Exercise details:
In full and without alteration, write out the lines below.

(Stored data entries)
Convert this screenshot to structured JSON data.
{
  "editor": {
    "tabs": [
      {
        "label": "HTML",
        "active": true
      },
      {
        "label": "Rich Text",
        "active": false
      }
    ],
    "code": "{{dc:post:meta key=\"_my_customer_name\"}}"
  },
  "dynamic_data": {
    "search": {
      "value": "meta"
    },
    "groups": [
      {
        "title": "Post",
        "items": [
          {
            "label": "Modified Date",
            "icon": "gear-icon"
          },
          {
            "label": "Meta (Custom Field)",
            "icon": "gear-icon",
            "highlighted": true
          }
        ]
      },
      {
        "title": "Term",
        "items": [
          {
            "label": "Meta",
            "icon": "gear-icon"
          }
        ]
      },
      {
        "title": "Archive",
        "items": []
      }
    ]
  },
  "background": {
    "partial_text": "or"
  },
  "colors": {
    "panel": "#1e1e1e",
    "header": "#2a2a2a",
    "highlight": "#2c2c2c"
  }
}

Final answer:
Convert this screenshot to structured JSON data.
{
  "editor": {
    "tabs": [
      {
        "label": "HTML",
        "active": true
      },
      {
        "label": "Rich Text",
        "active": false
      }
    ],
    "code": "{{dc:post:meta key=\"_my_customer_name\"}}"
  },
  "dynamic_data": {
    "search": {
      "value": "meta"
    },
    "groups": [
      {
        "title": "Post",
        "items": [
          {
            "label": "Modified Date",
            "icon": "gear-icon"
          },
          {
            "label": "Meta (Custom Field)",
            "icon": "gear-icon",
            "highlighted": true
          }
        ]
      },
      {
        "title": "Term",
        "items": [
          {
            "label": "Meta",
            "icon": "gear-icon"
          }
        ]
      },
      {
        "title": "Archive",
        "items": []
      }
    ]
  },
  "background": {
    "partial_text": "or"
  },
  "colors": {
    "panel": "#1e1e1e",
    "header": "#2a2a2a",
    "highlight": "#2c2c2c"
  }
}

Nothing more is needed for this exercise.